_WHAT YOU HAVE TO DO_:
The entire listing below must be written out word for word.

_DATASET EXCERPTS_:
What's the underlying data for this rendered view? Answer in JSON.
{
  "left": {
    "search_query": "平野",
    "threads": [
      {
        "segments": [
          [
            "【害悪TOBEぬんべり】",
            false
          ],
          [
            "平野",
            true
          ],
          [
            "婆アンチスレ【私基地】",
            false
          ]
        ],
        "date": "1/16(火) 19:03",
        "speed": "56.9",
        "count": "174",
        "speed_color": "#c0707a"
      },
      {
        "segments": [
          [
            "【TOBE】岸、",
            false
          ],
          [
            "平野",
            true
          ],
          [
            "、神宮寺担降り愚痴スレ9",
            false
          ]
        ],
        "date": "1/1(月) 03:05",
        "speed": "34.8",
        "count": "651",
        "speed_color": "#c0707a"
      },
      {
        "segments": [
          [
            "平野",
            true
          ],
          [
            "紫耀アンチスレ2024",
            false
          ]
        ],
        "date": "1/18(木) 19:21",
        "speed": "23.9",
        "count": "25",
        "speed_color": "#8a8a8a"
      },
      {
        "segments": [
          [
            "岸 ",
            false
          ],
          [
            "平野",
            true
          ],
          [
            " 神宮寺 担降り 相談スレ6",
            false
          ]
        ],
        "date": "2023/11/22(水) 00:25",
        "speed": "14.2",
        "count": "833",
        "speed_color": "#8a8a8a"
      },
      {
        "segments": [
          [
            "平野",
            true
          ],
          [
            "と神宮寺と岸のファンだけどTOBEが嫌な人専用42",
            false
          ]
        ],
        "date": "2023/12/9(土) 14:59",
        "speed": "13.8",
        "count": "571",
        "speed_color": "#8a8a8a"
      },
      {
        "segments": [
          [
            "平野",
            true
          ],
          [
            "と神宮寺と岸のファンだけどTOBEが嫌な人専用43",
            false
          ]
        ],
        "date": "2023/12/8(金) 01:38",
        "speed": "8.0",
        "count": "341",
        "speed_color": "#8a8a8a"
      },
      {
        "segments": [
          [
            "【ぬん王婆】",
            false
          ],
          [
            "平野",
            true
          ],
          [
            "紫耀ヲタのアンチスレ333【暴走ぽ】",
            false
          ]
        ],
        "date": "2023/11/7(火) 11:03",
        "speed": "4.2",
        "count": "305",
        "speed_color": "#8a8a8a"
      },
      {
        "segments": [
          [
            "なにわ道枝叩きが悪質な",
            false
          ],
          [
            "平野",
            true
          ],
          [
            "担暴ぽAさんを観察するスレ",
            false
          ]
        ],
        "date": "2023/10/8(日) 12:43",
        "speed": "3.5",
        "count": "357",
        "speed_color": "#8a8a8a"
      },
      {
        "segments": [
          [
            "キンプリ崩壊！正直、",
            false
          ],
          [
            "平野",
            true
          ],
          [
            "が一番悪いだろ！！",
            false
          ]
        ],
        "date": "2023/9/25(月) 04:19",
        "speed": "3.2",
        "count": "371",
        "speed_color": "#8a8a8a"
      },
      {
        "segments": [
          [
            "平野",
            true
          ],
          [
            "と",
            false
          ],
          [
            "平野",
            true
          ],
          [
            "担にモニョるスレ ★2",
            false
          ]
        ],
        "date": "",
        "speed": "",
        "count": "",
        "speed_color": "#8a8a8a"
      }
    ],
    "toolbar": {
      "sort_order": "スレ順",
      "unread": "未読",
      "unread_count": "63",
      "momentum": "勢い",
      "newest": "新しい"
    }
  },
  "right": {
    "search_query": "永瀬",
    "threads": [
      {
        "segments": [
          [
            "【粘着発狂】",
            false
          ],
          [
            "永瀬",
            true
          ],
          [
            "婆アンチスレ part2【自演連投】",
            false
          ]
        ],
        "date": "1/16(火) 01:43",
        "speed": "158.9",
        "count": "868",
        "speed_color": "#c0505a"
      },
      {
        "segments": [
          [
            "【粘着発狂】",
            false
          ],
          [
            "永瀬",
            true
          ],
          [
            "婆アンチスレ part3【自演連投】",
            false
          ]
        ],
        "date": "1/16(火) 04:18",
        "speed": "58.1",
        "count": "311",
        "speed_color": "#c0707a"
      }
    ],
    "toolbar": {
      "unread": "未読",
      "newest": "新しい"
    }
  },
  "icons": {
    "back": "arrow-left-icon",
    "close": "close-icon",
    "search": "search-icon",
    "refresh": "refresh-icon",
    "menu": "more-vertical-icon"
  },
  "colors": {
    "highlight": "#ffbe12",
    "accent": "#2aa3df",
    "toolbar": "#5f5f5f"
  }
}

_SOLUTION TO THIS PROBLEM_:
What's the underlying data for this rendered view? Answer in JSON.
{
  "left": {
    "search_query": "平野",
    "threads": [
      {
        "segments": [
          [
            "【害悪TOBEぬんべり】",
            false
          ],
          [
            "平野",
            true
          ],
          [
            "婆アンチスレ【私基地】",
            false
          ]
        ],
        "date": "1/16(火) 19:03",
        "speed": "56.9",
        "count": "174",
        "speed_color": "#c0707a"
      },
      {
        "segments": [
          [
            "【TOBE】岸、",
            false
          ],
          [
            "平野",
            true
          ],
          [
            "、神宮寺担降り愚痴スレ9",
            false
          ]
        ],
        "date": "1/1(月) 03:05",
        "speed": "34.8",
        "count": "651",
        "speed_color": "#c0707a"
      },
      {
        "segments": [
          [
            "平野",
            true
          ],
          [
            "紫耀アンチスレ2024",
            false
          ]
        ],
        "date": "1/18(木) 19:21",
        "speed": "23.9",
        "count": "25",
        "speed_color": "#8a8a8a"
      },
      {
        "segments": [
          [
            "岸 ",
            false
          ],
          [
            "平野",
            true
          ],
          [
            " 神宮寺 担降り 相談スレ6",
            false
          ]
        ],
        "date": "2023/11/22(水) 00:25",
        "speed": "14.2",
        "count": "833",
        "speed_color": "#8a8a8a"
      },
      {
        "segments": [
          [
            "平野",
            true
          ],
          [
            "と神宮寺と岸のファンだけどTOBEが嫌な人専用42",
            false
          ]
        ],
        "date": "2023/12/9(土) 14:59",
        "speed": "13.8",
        "count": "571",
        "speed_color": "#8a8a8a"
      },
      {
        "segments": [
          [
            "平野",
            true
          ],
          [
            "と神宮寺と岸のファンだけどTOBEが嫌な人専用43",
            false
          ]
        ],
        "date": "2023/12/8(金) 01:38",
        "speed": "8.0",
        "count": "341",
        "speed_color": "#8a8a8a"
      },
      {
        "segments": [
          [
            "【ぬん王婆】",
            false
          ],
          [
            "平野",
            true
          ],
          [
            "紫耀ヲタのアンチスレ333【暴走ぽ】",
            false
          ]
        ],
        "date": "2023/11/7(火) 11:03",
        "speed": "4.2",
        "count": "305",
        "speed_color": "#8a8a8a"
      },
      {
        "segments": [
          [
            "なにわ道枝叩きが悪質な",
            false
          ],
          [
            "平野",
            true
          ],
          [
            "担暴ぽAさんを観察するスレ",
            false
          ]
        ],
        "date": "2023/10/8(日) 12:43",
        "speed": "3.5",
        "count": "357",
        "speed_color": "#8a8a8a"
      },
      {
        "segments": [
          [
            "キンプリ崩壊！正直、",
            false
          ],
          [
            "平野",
            true
          ],
          [
            "が一番悪いだろ！！",
            false
          ]
        ],
        "date": "2023/9/25(月) 04:19",
        "speed": "3.2",
        "count": "371",
        "speed_color": "#8a8a8a"
      },
      {
        "segments": [
          [
            "平野",
            true
          ],
          [
            "と",
            false
          ],
          [
            "平野",
            true
          ],
          [
            "担にモニョるスレ ★2",
            false
          ]
        ],
        "date": "",
        "speed": "",
        "count": "",
        "speed_color": "#8a8a8a"
      }
    ],
    "toolbar": {
      "sort_order": "スレ順",
      "unread": "未読",
      "unread_count": "63",
      "momentum": "勢い",
      "newest": "新しい"
    }
  },
  "right": {
    "search_query": "永瀬",
    "threads": [
      {
        "segments": [
          [
            "【粘着発狂】",
            false
          ],
          [
            "永瀬",
            true
          ],
          [
            "婆アンチスレ part2【自演連投】",
            false
          ]
        ],
        "date": "1/16(火) 01:43",
        "speed": "158.9",
        "count": "868",
        "speed_color": "#c0505a"
      },
      {
        "segments": [
          [
            "【粘着発狂】",
            false
          ],
          [
            "永瀬",
            true
          ],
          [
            "婆アンチスレ part3【自演連投】",
            false
          ]
        ],
        "date": "1/16(火) 04:18",
        "speed": "58.1",
        "count": "311",
        "speed_color": "#c0707a"
      }
    ],
    "toolbar": {
      "unread": "未読",
      "newest": "新しい"
    }
  },
  "icons": {
    "back": "arrow-left-icon",
    "close": "close-icon",
    "search": "search-icon",
    "refresh": "refresh-icon",
    "menu": "more-vertical-icon"
  },
  "colors": {
    "highlight": "#ffbe12",
    "accent": "#2aa3df",
    "toolbar": "#5f5f5f"
  }
}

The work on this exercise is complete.